=== Material for the task ===
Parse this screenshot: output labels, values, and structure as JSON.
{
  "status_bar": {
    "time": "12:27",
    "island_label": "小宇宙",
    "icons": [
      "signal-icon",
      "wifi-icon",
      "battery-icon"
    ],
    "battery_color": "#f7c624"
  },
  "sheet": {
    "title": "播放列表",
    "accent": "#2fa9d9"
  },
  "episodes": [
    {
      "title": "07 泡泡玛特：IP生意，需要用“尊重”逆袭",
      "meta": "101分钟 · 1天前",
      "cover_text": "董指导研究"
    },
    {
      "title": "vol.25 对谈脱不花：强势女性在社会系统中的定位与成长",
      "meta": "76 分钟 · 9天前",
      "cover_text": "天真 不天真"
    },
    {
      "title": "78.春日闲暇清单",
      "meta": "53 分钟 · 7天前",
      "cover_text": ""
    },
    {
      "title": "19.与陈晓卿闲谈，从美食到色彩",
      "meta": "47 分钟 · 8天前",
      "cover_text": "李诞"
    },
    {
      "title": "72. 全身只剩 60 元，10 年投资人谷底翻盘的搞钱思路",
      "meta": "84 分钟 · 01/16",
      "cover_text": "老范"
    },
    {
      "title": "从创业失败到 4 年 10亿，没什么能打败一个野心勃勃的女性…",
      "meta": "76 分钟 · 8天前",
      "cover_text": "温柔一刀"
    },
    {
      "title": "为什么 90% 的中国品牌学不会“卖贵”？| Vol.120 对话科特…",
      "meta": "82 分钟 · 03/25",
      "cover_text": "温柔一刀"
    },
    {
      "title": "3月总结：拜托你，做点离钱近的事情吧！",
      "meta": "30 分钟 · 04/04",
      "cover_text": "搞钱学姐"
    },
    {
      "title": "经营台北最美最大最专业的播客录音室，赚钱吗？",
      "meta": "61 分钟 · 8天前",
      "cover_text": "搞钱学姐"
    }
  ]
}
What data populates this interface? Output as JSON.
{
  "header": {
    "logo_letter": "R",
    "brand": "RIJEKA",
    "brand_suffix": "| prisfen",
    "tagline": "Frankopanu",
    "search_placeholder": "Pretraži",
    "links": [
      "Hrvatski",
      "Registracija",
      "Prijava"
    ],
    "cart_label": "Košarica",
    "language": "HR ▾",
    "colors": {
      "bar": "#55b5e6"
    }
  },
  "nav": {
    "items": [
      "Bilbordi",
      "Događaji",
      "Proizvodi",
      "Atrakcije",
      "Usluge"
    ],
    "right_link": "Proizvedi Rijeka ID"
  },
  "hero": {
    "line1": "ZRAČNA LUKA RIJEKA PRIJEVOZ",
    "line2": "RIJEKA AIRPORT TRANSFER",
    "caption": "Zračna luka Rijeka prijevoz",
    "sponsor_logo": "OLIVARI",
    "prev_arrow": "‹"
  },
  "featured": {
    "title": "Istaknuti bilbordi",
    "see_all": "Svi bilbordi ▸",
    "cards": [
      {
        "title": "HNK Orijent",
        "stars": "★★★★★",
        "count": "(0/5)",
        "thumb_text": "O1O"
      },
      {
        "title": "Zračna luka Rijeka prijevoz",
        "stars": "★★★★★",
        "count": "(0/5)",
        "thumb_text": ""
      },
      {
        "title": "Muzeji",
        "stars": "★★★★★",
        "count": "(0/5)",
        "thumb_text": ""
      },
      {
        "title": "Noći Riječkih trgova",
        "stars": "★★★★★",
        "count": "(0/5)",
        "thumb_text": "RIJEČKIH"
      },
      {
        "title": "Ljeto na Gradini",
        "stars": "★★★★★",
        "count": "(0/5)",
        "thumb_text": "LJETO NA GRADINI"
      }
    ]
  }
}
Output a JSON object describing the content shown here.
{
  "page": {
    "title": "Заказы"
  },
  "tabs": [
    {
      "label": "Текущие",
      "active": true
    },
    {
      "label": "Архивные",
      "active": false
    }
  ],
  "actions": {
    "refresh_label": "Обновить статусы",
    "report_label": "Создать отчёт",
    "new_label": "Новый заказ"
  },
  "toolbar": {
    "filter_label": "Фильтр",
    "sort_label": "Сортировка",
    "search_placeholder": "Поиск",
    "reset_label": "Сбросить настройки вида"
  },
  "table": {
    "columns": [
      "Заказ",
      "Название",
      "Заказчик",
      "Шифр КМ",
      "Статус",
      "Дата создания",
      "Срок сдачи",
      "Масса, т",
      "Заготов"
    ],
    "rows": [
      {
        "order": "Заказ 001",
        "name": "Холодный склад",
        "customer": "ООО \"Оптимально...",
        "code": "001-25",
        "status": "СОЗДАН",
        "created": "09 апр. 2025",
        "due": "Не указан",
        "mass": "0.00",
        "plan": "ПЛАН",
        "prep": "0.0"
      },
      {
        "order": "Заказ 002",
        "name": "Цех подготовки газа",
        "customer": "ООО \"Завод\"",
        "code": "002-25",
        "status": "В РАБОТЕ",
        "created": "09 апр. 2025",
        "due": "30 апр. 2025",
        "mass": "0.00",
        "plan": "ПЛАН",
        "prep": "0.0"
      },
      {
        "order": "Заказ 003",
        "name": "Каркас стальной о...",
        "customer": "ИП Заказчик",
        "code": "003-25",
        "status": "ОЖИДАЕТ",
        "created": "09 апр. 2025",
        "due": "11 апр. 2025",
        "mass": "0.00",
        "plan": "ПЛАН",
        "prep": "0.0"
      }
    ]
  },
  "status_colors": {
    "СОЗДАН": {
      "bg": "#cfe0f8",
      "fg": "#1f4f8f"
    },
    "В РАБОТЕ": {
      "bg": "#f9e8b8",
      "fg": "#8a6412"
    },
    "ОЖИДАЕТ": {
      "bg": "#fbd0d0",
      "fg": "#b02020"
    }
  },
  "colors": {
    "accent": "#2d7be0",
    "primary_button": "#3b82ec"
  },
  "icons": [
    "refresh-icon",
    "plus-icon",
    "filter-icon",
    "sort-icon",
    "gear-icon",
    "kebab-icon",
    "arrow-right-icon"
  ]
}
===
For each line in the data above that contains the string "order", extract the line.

* **Exercise result**
        "order": "Заказ 001",
        "order": "Заказ 002",
        "order": "Заказ 003",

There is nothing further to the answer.